Nearly 40 years ago, inclination led Richard Blum to found the American Himalayan Foundation
It’s a cool autumn afternoon outside Richard Blum’s Jackson Square office. Just beyond a series of southeast-facing windows that flatteringly frame the Financial District is a stone balcony with primary-colored Tibetan prayer flags gently waving in the foggy breeze.
The walls of the stately corner suite are lined with photos from Blum’s mountain ascents, complete with a chunk of the east face of Everest mounted on a plaque. Interspersed with climbing ephemera are glossy pictures with political friends and allies including former President Bill Clinton. In one huge framed photo, Blum is standing directly behind former President Barack Obama during his inauguration. “It looks like I’m being sworn in!” he jokes. It’s an especially amusing line from the devoted husband of California’s second-longest-serving federal representative, U.S. Senator Dianne Feinstein. His pride is evident; one shelf of Blum’s massive bookcase is filled with vintage buttons featuring campaign slogans and political statements, such as a pink aluminum rectangle depicting the recognizable stateswoman’s face with the words “Feinstein for Governor ’90.”
Born and raised in San Francisco, Blum met his wife through the late Mayor George Moscone and is perhaps best known professionally for his prosperous career in private equity and as a long-serving member of the University of California Board of Regents, appointed in 2002. Content for his powerful spouse and their politico pals to lead in the spotlight, he has also quietly tended his passion project for nearly four decades: the American Himalayan Foundation, the nonprofit he founded in 1981 after scaling Mount Everest with Sir Edmund Hillary, who was the first climber confirmed to reach Everest’s summit back in 1953.
The groundwork for AHF was laid in the decade prior, when Blum first hiked the world’s highest peak in 1968. He and his mountaineering buddies began offering support to the children of their Sherpas, the skilled local mountain guides who make most arduous climbs not only possible but safe. But Blum quickly realized that was an unfair method, whereas organized, merit-based aid could help many more individuals in the impoverished region.

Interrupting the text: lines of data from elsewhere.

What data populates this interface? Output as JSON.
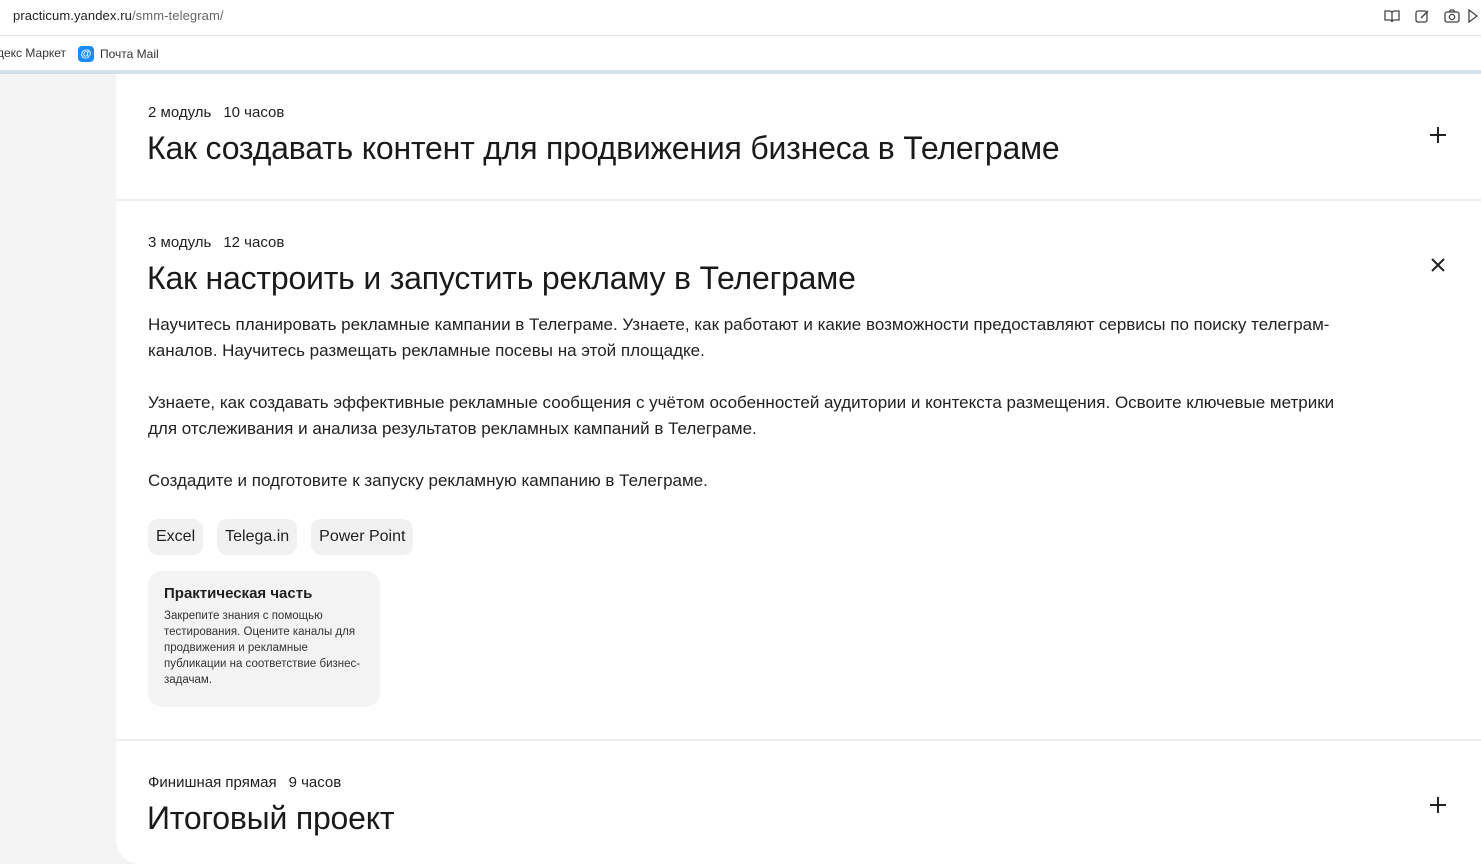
{
  "browser": {
    "url_host": "practicum.yandex.ru",
    "url_path": "/smm-telegram/",
    "icons": [
      "reader-mode-icon",
      "edit-icon",
      "screenshot-icon",
      "more-icon"
    ],
    "bookmarks": [
      {
        "label": "декс Маркет"
      },
      {
        "label": "Почта Mail",
        "icon": "@"
      }
    ]
  },
  "modules": [
    {
      "number": "2 модуль",
      "hours": "10 часов",
      "title": "Как создавать контент для продвижения бизнеса в Телеграме",
      "toggle": "+"
    },
    {
      "number": "3 модуль",
      "hours": "12 часов",
      "title": "Как настроить и запустить рекламу в Телеграме",
      "toggle": "×",
      "description": [
        "Научитесь планировать рекламные кампании в Телеграме. Узнаете, как работают и какие возможности предоставляют сервисы по поиску телеграм-каналов. Научитесь размещать рекламные посевы на этой площадке.",
        "Узнаете, как создавать эффективные рекламные сообщения с учётом особенностей аудитории и контекста размещения. Освоите ключевые метрики для отслеживания и анализа результатов рекламных кампаний в Телеграме.",
        "Создадите и подготовите к запуску рекламную кампанию в Телеграме."
      ],
      "tools": [
        "Excel",
        "Telega.in",
        "Power Point"
      ],
      "practice": {
        "title": "Практическая часть",
        "text": "Закрепите знания с помощью тестирования. Оцените каналы для продвижения и рекламные публикации на соответствие бизнес-задачам."
      }
    },
    {
      "number": "Финишная прямая",
      "hours": "9 часов",
      "title": "Итоговый проект",
      "toggle": "+"
    }
  ]
}
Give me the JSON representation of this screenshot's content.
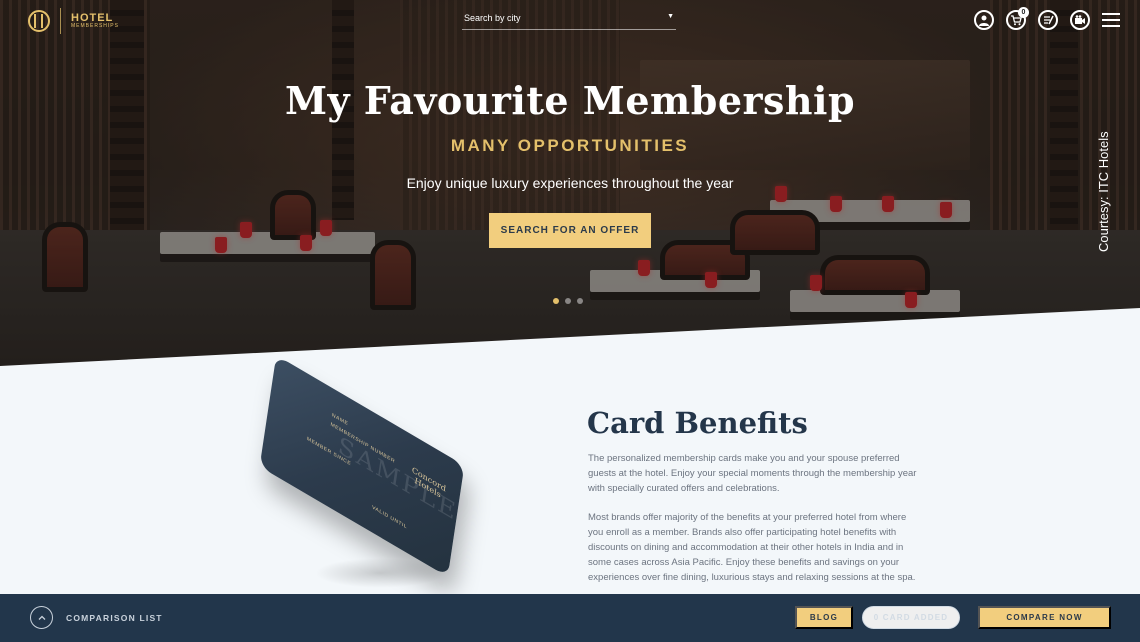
{
  "header": {
    "logo_text": "HOTEL",
    "logo_sub": "MEMBERSHIPS",
    "search_placeholder": "Search by city",
    "cart_count": "0",
    "icons": [
      "user-icon",
      "cart-icon",
      "blog-icon",
      "video-icon",
      "menu-icon"
    ]
  },
  "hero": {
    "title": "My Favourite Membership",
    "subtitle": "MANY OPPORTUNITIES",
    "description": "Enjoy unique luxury experiences throughout the year",
    "cta": "SEARCH FOR AN OFFER",
    "courtesy": "Courtesy: ITC Hotels",
    "slides_total": 3,
    "slide_active": 1
  },
  "card": {
    "watermark": "SAMPLE",
    "brand": "Concord Hotels",
    "name_label": "NAME",
    "number_label": "MEMBERSHIP NUMBER",
    "member_since": "MEMBER SINCE",
    "valid_until": "VALID UNTIL"
  },
  "benefits": {
    "title": "Card Benefits",
    "paragraph1": "The personalized membership cards make you and your spouse preferred guests at the hotel. Enjoy your special moments through the membership year with specially curated offers and celebrations.",
    "paragraph2": "Most brands offer majority of the benefits at your preferred hotel from where you enroll as a member. Brands also offer participating hotel benefits with discounts on dining and accommodation at their other hotels in India and in some cases across Asia Pacific. Enjoy these benefits and savings on your experiences over fine dining, luxurious stays and relaxing sessions at the spa."
  },
  "bottom_bar": {
    "comparison_label": "COMPARISON LIST",
    "blog": "BLOG",
    "card_added": "0 CARD ADDED",
    "compare_now": "COMPARE NOW"
  },
  "colors": {
    "accent": "#f2ce7e",
    "gold_text": "#e4c06b",
    "navy": "#22364b",
    "heading": "#24364a"
  }
}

AHF grew out of another profound personal relationship, too. In the early 1970s, Blumstruck up a friendship with His Holiness the 14th Dalai Lama, who was born in Tibet and has been visiting the Bay Area biannually for decades. Shortly before the American Himalayan Foundation’s annual dinner this fall, Blum traveled to India to spend time with his old friend. The nearly 46-year friendship between the businessman and the Buddhist monk born the same month and year — July 1935 — is sustained by such visits. “He doesn’t do phones,” Blum notes with a knowing shrug.
With an initial focus on Tibet, today the foundation also supports vital programs in Nepal and Bhutan. AHF-funded projects continue to encompass a dizzying array of needs, from stemming the trafficking of young girls to protecting endangered wild tigers from illegal poaching. But AHF doesn’t do this work alone. It partners with local organizations already operating on the ground and experienced in the region. In one of dozens of examples, the foundation supports Nepal’s Fund for the Tiger, which disrupts animal-related crimes by stationing poaching patrols in natural habitats and along smuggling routes.
Mitigating complex criminal enterprises such as sex trafficking and illegal hunting requires laying groundwork in local communities. That, in turn, requires improving basic quality-of-life services such as health care and education in order to help young people reach adulthood with every advantage possible. Building medical clinics and schools that are safe and easy to reach is one crucial component. AHF-backed educational initiatives also support young people’s ability to find prosperous work in their community, or to go abroad, whether for study or work.
In some cases, enterprising youngsters from Himalayan settlements find their way to beautiful, bustling San Francisco. Blum even knows a young professional working in finance at a ride-hailing company who is descended from mountain guides. “His grandfather was my Sherpa buddy!” Blum says affectionately, casually demonstrating the depth and longevity of the relationships central to the foundation’s continued success.
Those kinds of stories are what prompted Blum to pen his memoir several years back. The first part of the full title, An Accident of Geography: Compassion, Innovation and the Fight Against Poverty, explains his philosophy that where one is born is incredibly consequential yet essentially the product of chance.
It may seem ironic that philanthropic programs serving some of the highest villages in the world are ultimately meant to level the playing field, so to speak. But Blum notes that this idea is central to the foundation’s mission: capable, intelligent people from impoverished backgrounds lack access to resources and infrastructure, not inherent skills and talents. “I wish more people would realize how easy it is to improve conditions for others,” he says. “It costs so little to change people’s lives for the better.”
The American Himalayan Foundation’s Annual Dinner
On November 7, join Blum at the Ritz-Carlton in San Francisco to hear from Matthieu Ricard, a Buddhist monk, humanitarian, photographer and author known as “the happiest person in the world.” Ricard’s TED Talks on altruism and happiness have been viewed millions of times. For tickets, visit himalayan-foundation.org, or call 415-288-7250.